The oil industry is a lot like trailer manufacturing — marked by wild boom and bust cycles. When business is good, it is very, very good. And when it isn't…
Combine the swings of the oilfield with the ups and downs of the trailer industry, and you have the potential for a ride that amusement parks can't match.
“The oilfield is consuming just about everything we can manufacture right now,” says Carl Henderson, president of C-All Manufacturing, the company that produces oilfield and equipment trailers under the brand Nuttall Trailers.
The company was formed in 1975, a low-water mark for the trailer industry that had not been rivaled until 2009. But while the trailer business was down in 1975, the oil business was riding a boom that lasted until the early 1980s.
When the bottom fell out of the oil business in 1982, the trailer industry was hardly the place to turn for booming business. The recovery from its 1975 low had run its course. This time the two industries when bust together.
“We survived, though,” Henderson says. “Until the oil bust, we were making all the oilfield trailers we possibly could. Suddenly that business went away. We were able to get by because we found a niche — building trailers to haul bulldozers. Our customers liked them. When they needed another, they came back and bought a new one from us.”
Nuttall recognized that its strength is in producing the custom trailers that industries such as the oilfield demand. One of the more unusual trailers that Nuttall has developed is one that “kneels” to the ground so that heavy equipment can be loaded from ground level. Rather than using conventional landing gear, this mildly sloping drop-deck trailer has landing legs that resemble a conversion hoist used on farm bodies. With the tractor removed, twin double-acting cylinders place the nose of the trailer on the ground to allow the equipment to be driven onto the deck. A beaver tail at the rear of the trailer makes it possible for the equipment to be driven forward off the rear as well.
“We aren't a big company,” Henderson says. “We only build about 100 trailers a year, so we really have to listen to our customers and provide them with something special to meet their needs. Some of our best ideas come from the guys who tow our trailers and work with them.”
Right now the market is asking for trailers with rolling tailboards — mostly with five axles. Seventy-ton capacity is the most requested, with Ridewell 240 Series underslung suspensions as standard.
“We are beginning to get requests for disc brakes now,” Henderson says.
Knowing the cyclical nature of the industry it serves, Nuttall makes it a point to reinvest in the company, especially during good times.
“We've bought a lot of equipment in recent years,” says Henderson, who bought the company from founder Bill Nuttall and Dale Gipson, the current sales manager, in 2005.
Since acquiring the company, Henderson has purchased multiple machine tools designed to improve quality and productivity. The biggest was a Retro Systems plasma cutting table. Other purchases include an HE&M band saw and a Koike Wel Handy multi-purpose welding carriage for automating the production of trailer main beams.

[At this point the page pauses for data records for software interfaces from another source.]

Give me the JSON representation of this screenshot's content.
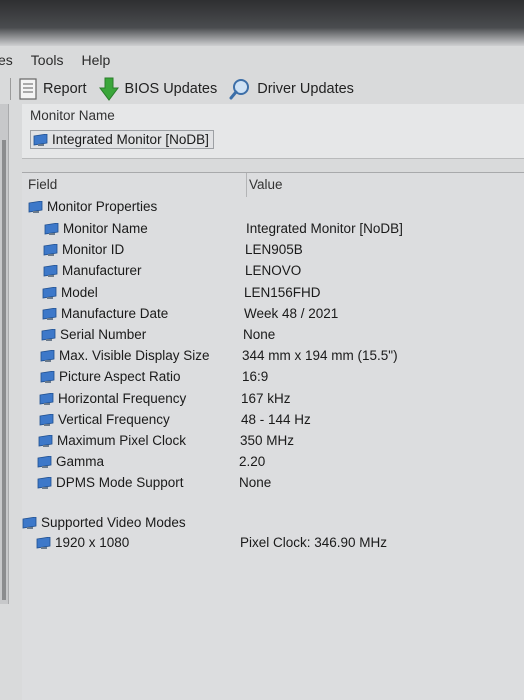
{
  "menu": [
    "es",
    "Tools",
    "Help"
  ],
  "toolbar": {
    "report_label": "Report",
    "bios_label": "BIOS Updates",
    "driver_label": "Driver Updates"
  },
  "info_panel": {
    "label": "Monitor Name",
    "value": "Integrated Monitor [NoDB]"
  },
  "grid": {
    "col_field": "Field",
    "col_value": "Value",
    "section1": "Monitor Properties",
    "properties": [
      {
        "field": "Monitor Name",
        "value": "Integrated Monitor [NoDB]"
      },
      {
        "field": "Monitor ID",
        "value": "LEN905B"
      },
      {
        "field": "Manufacturer",
        "value": "LENOVO"
      },
      {
        "field": "Model",
        "value": "LEN156FHD"
      },
      {
        "field": "Manufacture Date",
        "value": "Week 48 / 2021"
      },
      {
        "field": "Serial Number",
        "value": "None"
      },
      {
        "field": "Max. Visible Display Size",
        "value": "344 mm x 194 mm (15.5\")"
      },
      {
        "field": "Picture Aspect Ratio",
        "value": "16:9"
      },
      {
        "field": "Horizontal Frequency",
        "value": "167 kHz"
      },
      {
        "field": "Vertical Frequency",
        "value": "48 - 144 Hz"
      },
      {
        "field": "Maximum Pixel Clock",
        "value": "350 MHz"
      },
      {
        "field": "Gamma",
        "value": "2.20"
      },
      {
        "field": "DPMS Mode Support",
        "value": "None"
      }
    ],
    "section2": "Supported Video Modes",
    "modes": [
      {
        "field": "1920 x 1080",
        "value": "Pixel Clock: 346.90 MHz"
      }
    ]
  },
  "colors": {
    "background": "#d9dadb",
    "monitor_icon": "#3d78c9",
    "arrow_icon": "#3aa63a"
  }
}
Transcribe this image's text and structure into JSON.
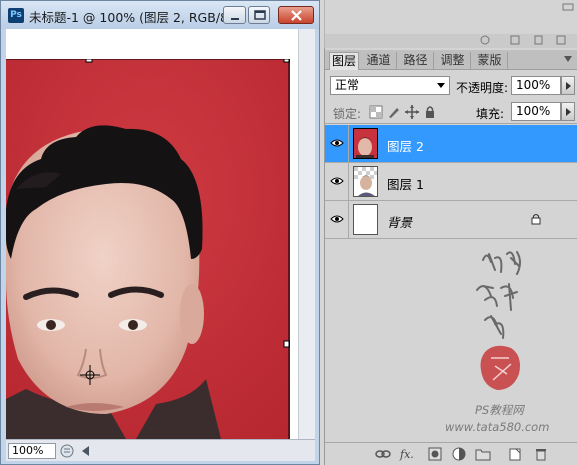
{
  "document_window": {
    "app_icon": "Ps",
    "title": "未标题-1 @ 100% (图层 2, RGB/8...",
    "controls": [
      "minimize-icon",
      "maximize-icon",
      "close-icon"
    ],
    "zoom_level": "100%"
  },
  "layers_panel": {
    "tabs": [
      {
        "label": "图层",
        "active": true
      },
      {
        "label": "通道",
        "active": false
      },
      {
        "label": "路径",
        "active": false
      },
      {
        "label": "调整",
        "active": false
      },
      {
        "label": "蒙版",
        "active": false
      }
    ],
    "blend_mode": "正常",
    "opacity_label": "不透明度:",
    "opacity_value": "100%",
    "lock_label": "锁定:",
    "fill_label": "填充:",
    "fill_value": "100%",
    "layers": [
      {
        "name": "图层 2",
        "selected": true,
        "visible": true,
        "thumb": "portrait-red"
      },
      {
        "name": "图层 1",
        "selected": false,
        "visible": true,
        "thumb": "portrait-transparent"
      },
      {
        "name": "背景",
        "selected": false,
        "visible": true,
        "thumb": "white",
        "locked": true
      }
    ],
    "bottom_icons": [
      "link-icon",
      "fx-icon",
      "mask-icon",
      "adjustment-icon",
      "folder-icon",
      "new-layer-icon",
      "trash-icon"
    ]
  },
  "watermark": {
    "calligraphy": "他她我帮你",
    "caption": "PS教程网",
    "url": "www.tata580.com"
  },
  "colors": {
    "selection_blue": "#3399ff",
    "photo_background_red": "#c8323c",
    "title_bar": "#c2d4ea"
  }
}
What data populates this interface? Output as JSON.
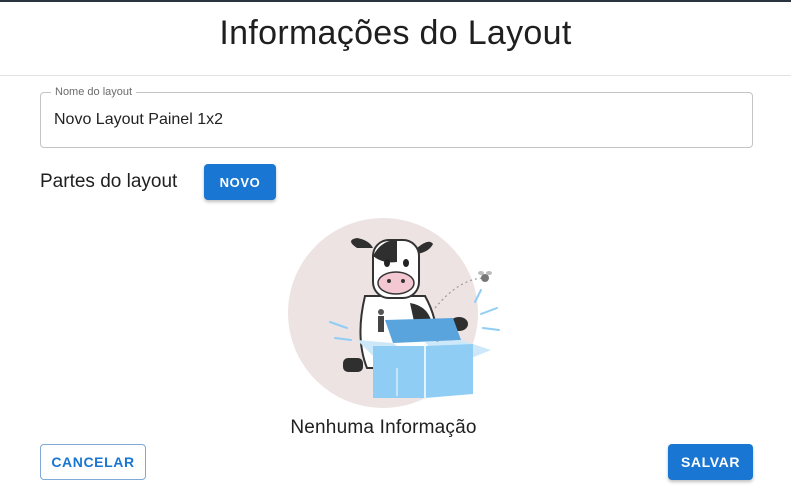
{
  "dialog": {
    "title": "Informações do Layout"
  },
  "name_field": {
    "label": "Nome do layout",
    "value": "Novo Layout Painel 1x2"
  },
  "parts": {
    "title": "Partes do layout",
    "new_button": "NOVO"
  },
  "empty_state": {
    "illustration": "cow-with-open-box",
    "message": "Nenhuma Informação"
  },
  "footer": {
    "cancel_label": "CANCELAR",
    "save_label": "SALVAR"
  },
  "colors": {
    "primary": "#1976d2",
    "illustration_circle": "#ede3e3",
    "box_blue": "#8fcdf5"
  }
}
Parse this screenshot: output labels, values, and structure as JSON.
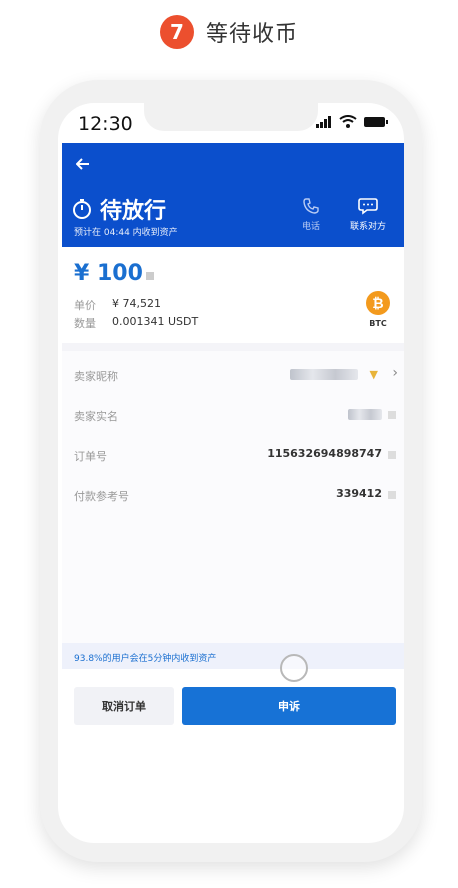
{
  "step": {
    "number": "7",
    "title": "等待收币"
  },
  "statusbar": {
    "time": "12:30"
  },
  "appbar": {
    "title": "待放行",
    "subtitle": "预计在 04:44 内收到资产",
    "actions": [
      {
        "label": "电话",
        "icon": "phone-icon"
      },
      {
        "label": "联系对方",
        "icon": "chat-icon"
      }
    ]
  },
  "order": {
    "amount": "¥ 100",
    "price_label": "单价",
    "price_value": "¥ 74,521",
    "quantity_label": "数量",
    "quantity_value": "0.001341 USDT",
    "coin": {
      "symbol": "₿",
      "label": "BTC",
      "color": "#f39a1d"
    }
  },
  "details": {
    "seller_nickname_label": "卖家昵称",
    "seller_realname_label": "卖家实名",
    "order_no_label": "订单号",
    "order_no_value": "115632694898747",
    "ref_label": "付款参考号",
    "ref_value": "339412"
  },
  "notice": "93.8%的用户会在5分钟内收到资产",
  "buttons": {
    "cancel": "取消订单",
    "appeal": "申诉"
  },
  "colors": {
    "brand_blue": "#0b4fcc",
    "accent_blue": "#1772d6",
    "step_badge": "#ec4f2e"
  }
}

Nuttall main beams usually are 21 inches deep with 7" × ¾" flanges. Each is custom fabricated from T-1 steel.
“We are standard now on T-1,” Henderson says. “We won't build a five-axle trailer that isn't made from T-1.”
Other standard specs include 24" crossmember spacing. Crossmembers tend to be eight-inch I-beams. Oak decking is standard, with apitong available as an option.
The new fabrication equipment helps the company compete on the world stage. Nuttall has shipped its custom trailers as far away as Libya and Egypt. But as things stand right now in a very cyclical business, there are plenty of customers right here in the USA.